WASHINGTON—With a vote on Iraq's draft constitution about a week away, the United States has launched a diplomatic drive to encourage Iraq's Arab neighbors to support the country's fragile political process.
James Jeffrey, the State Department's senior adviser on Iraq, is touring the Middle East, urging Saudi Arabia and other countries to denounce the insurgency, persuade Iraq's Sunni minority to vote in the Oct. 15 referendum and send senior envoys to Baghdad in a show of support.
Washington is hoping participation in the referendum by the disaffected Sunni minority will help create a foundation for political stability in Iraq and for an eventual withdrawal of U.S. troops.
Jeffrey's mission follows one by the U.S. ambassador to Iraq, Zalmay Khalilzad, according to the State Department.
The diplomacy is facing significant obstacles.
Tension between Iraq and its Arab neighbors rose after Saudi Foreign Minister Prince Saud al-Faisal told reporters in Washington two weeks ago that Iraq is "gradually going toward disintegration."
Saud's comments reflect concern in Saudi Arabia—as in most Arab countries, dominated by Sunni Muslims—that the draft constitution would create a weak central state, giving too much power to Iraq's Shiite Muslims and failing to protect Sunnis. Sunnis are the main backers of Iraq's insurgency.
Arab neighbors also worry that a Shiite-dominated Iraq could spark demands for more power from their own Shiite populations.
"I don't think the Sunni Arab neighbors can possibly be very happy about what's going on in Iraq," said Juan Cole, a Middle East expert at the University of Michigan.
Sunni politicians have threatened to boycott the referendum or urge their backers to vote against it.
Saud's remarks and his charges of Iranian interference in Iraq outraged Iraqi Shiite political leaders. They rallied their supporters in Baghdad, telling them they should respond to Saud's comments by supporting the constitution.
Iraqi Interior Minister Bayan Jabr, a Shiite, called Saud "some bedouin riding a camel" and termed the Saudi monarchy as "tyrants" who mistreat their Shiite population.

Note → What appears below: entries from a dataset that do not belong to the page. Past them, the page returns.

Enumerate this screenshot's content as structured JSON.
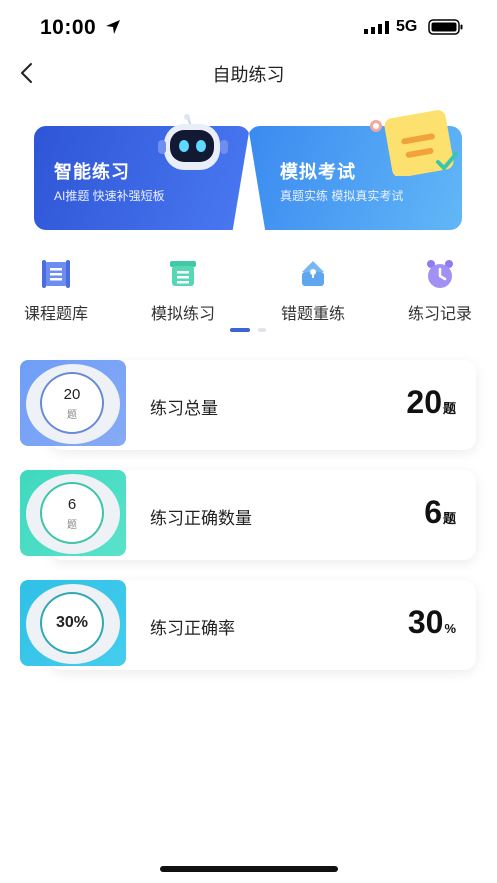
{
  "status_bar": {
    "time": "10:00",
    "network": "5G"
  },
  "nav": {
    "title": "自助练习"
  },
  "banners": [
    {
      "title": "智能练习",
      "subtitle": "AI推题 快速补强短板"
    },
    {
      "title": "模拟考试",
      "subtitle": "真题实练 模拟真实考试"
    }
  ],
  "quick_menu": [
    {
      "label": "课程题库",
      "icon": "course-bank-icon"
    },
    {
      "label": "模拟练习",
      "icon": "mock-practice-icon"
    },
    {
      "label": "错题重练",
      "icon": "wrong-question-icon"
    },
    {
      "label": "练习记录",
      "icon": "clock-record-icon"
    }
  ],
  "stats": [
    {
      "tile_number": "20",
      "tile_unit": "题",
      "label": "练习总量",
      "value": "20",
      "unit": "题"
    },
    {
      "tile_number": "6",
      "tile_unit": "题",
      "label": "练习正确数量",
      "value": "6",
      "unit": "题"
    },
    {
      "tile_text": "30%",
      "label": "练习正确率",
      "value": "30",
      "unit": "%"
    }
  ],
  "colors": {
    "accent": "#3b63d8",
    "banner_smart": "#2e55d6",
    "banner_mock": "#3a8af0"
  }
}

Shiite leaders complain that Arab leaders and media haven't denounced Iraq's insurgents or helped rebuild the country politically.

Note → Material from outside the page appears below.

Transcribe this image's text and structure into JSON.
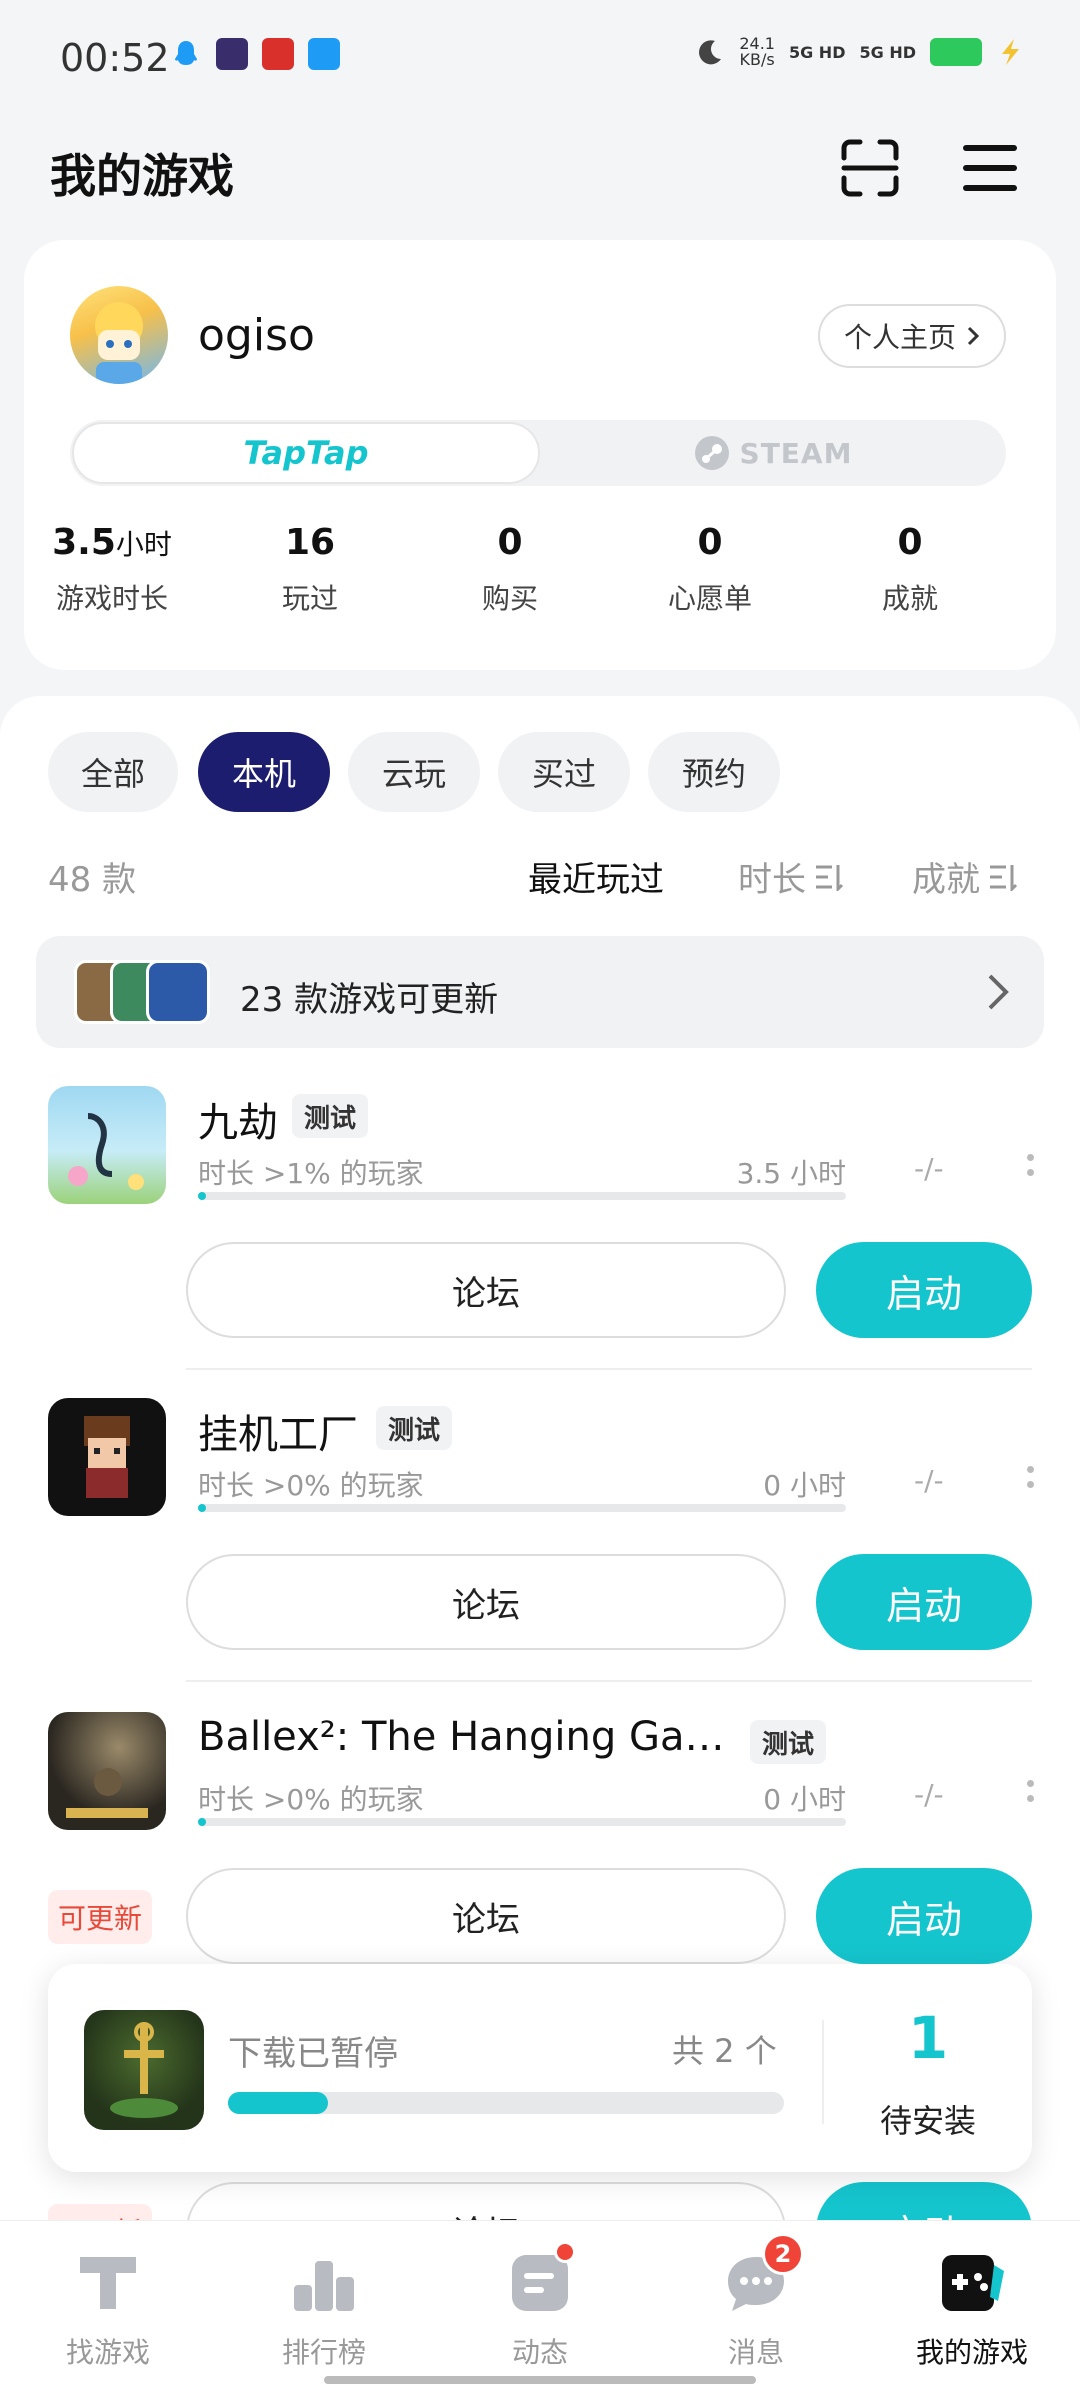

Those sentiments are shared to some extent in Washington.
Jeffrey, the U.S. envoy, has held talks in Saudi Arabia, Kuwait and Egypt, among others.

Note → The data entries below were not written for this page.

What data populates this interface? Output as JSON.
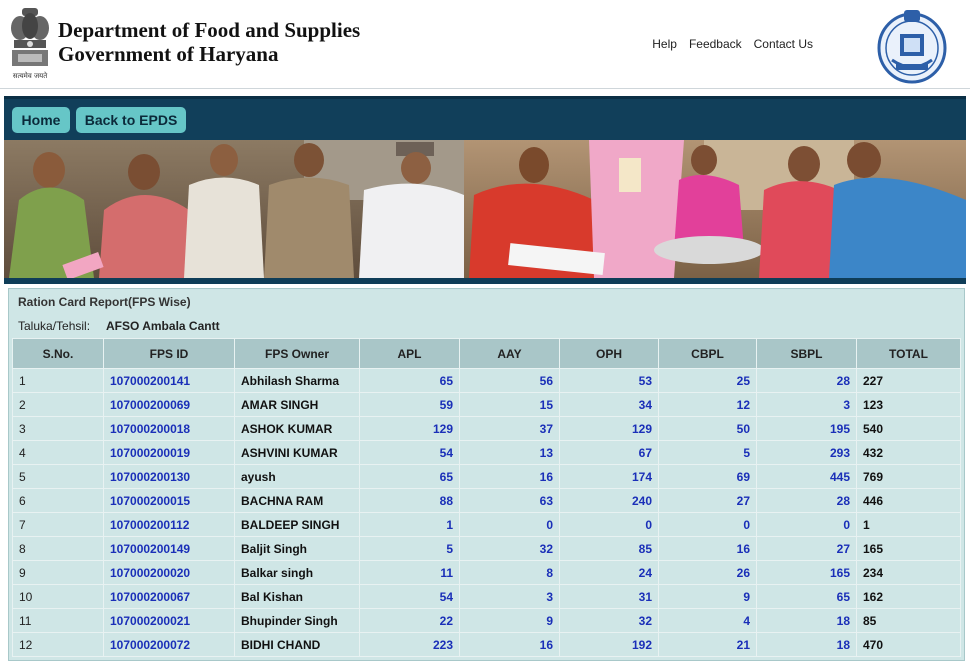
{
  "header": {
    "title_line1": "Department of Food and Supplies",
    "title_line2": "Government of Haryana",
    "links": [
      "Help",
      "Feedback",
      "Contact Us"
    ],
    "emblem_left_caption": "सत्यमेव जयते"
  },
  "nav": {
    "home": "Home",
    "back": "Back to EPDS"
  },
  "report": {
    "title": "Ration Card Report(FPS Wise)",
    "taluka_label": "Taluka/Tehsil:",
    "taluka_value": "AFSO Ambala Cantt",
    "columns": [
      "S.No.",
      "FPS ID",
      "FPS Owner",
      "APL",
      "AAY",
      "OPH",
      "CBPL",
      "SBPL",
      "TOTAL"
    ],
    "rows": [
      [
        "1",
        "107000200141",
        "Abhilash Sharma",
        "65",
        "56",
        "53",
        "25",
        "28",
        "227"
      ],
      [
        "2",
        "107000200069",
        "AMAR SINGH",
        "59",
        "15",
        "34",
        "12",
        "3",
        "123"
      ],
      [
        "3",
        "107000200018",
        "ASHOK KUMAR",
        "129",
        "37",
        "129",
        "50",
        "195",
        "540"
      ],
      [
        "4",
        "107000200019",
        "ASHVINI KUMAR",
        "54",
        "13",
        "67",
        "5",
        "293",
        "432"
      ],
      [
        "5",
        "107000200130",
        "ayush",
        "65",
        "16",
        "174",
        "69",
        "445",
        "769"
      ],
      [
        "6",
        "107000200015",
        "BACHNA RAM",
        "88",
        "63",
        "240",
        "27",
        "28",
        "446"
      ],
      [
        "7",
        "107000200112",
        "BALDEEP SINGH",
        "1",
        "0",
        "0",
        "0",
        "0",
        "1"
      ],
      [
        "8",
        "107000200149",
        "Baljit Singh",
        "5",
        "32",
        "85",
        "16",
        "27",
        "165"
      ],
      [
        "9",
        "107000200020",
        "Balkar singh",
        "11",
        "8",
        "24",
        "26",
        "165",
        "234"
      ],
      [
        "10",
        "107000200067",
        "Bal Kishan",
        "54",
        "3",
        "31",
        "9",
        "65",
        "162"
      ],
      [
        "11",
        "107000200021",
        "Bhupinder Singh",
        "22",
        "9",
        "32",
        "4",
        "18",
        "85"
      ],
      [
        "12",
        "107000200072",
        "BIDHI CHAND",
        "223",
        "16",
        "192",
        "21",
        "18",
        "470"
      ]
    ]
  }
}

Asked about the mission, State Department spokesman Sean McCormack told reporters: "One thing that we are encouraging Iraq's neighbors to do is to find their own way to support Iraq's political and economic development as they move forward to building a more stable, prosperous country for themselves."
The 21-nation Arab League agreed to send a delegation to Baghdad this week to prepare for an Iraqi "reconciliation conference" scheduled for later this month.
It's the first mission of its kind since Saddam Hussein's government was overthrown in March 2003. Arab governments have been leery of sending diplomats to Iraq since the kidnapping and killing of Egypt's ambassador earlier this year.
Jordan's ambassador to Washington, Karim Kawar, said in an interview that his country is trying to help in Iraq without interfering.
"Jordan supports the territorial integrity and sovereignty of Iraq and wants to see a unified Iraq. However, details of the constitution are an internal Iraqi affair," Kawar said. "We continue to support the political process unfolding in Iraq, in which the majority rule does not undermine minority rights, rather protects and guarantees them."
U.S. officials acknowledge that more forceful Sunni political involvement could lead to the draft constitution's defeat at the polls. But some say that's a preferable outcome to more Sunnis abandoning the political path and joining the insurgency.
(Nancy Youssef in Baghdad contributed to this report.)
(c) 2005, Knight Ridder/Tribune Information Services.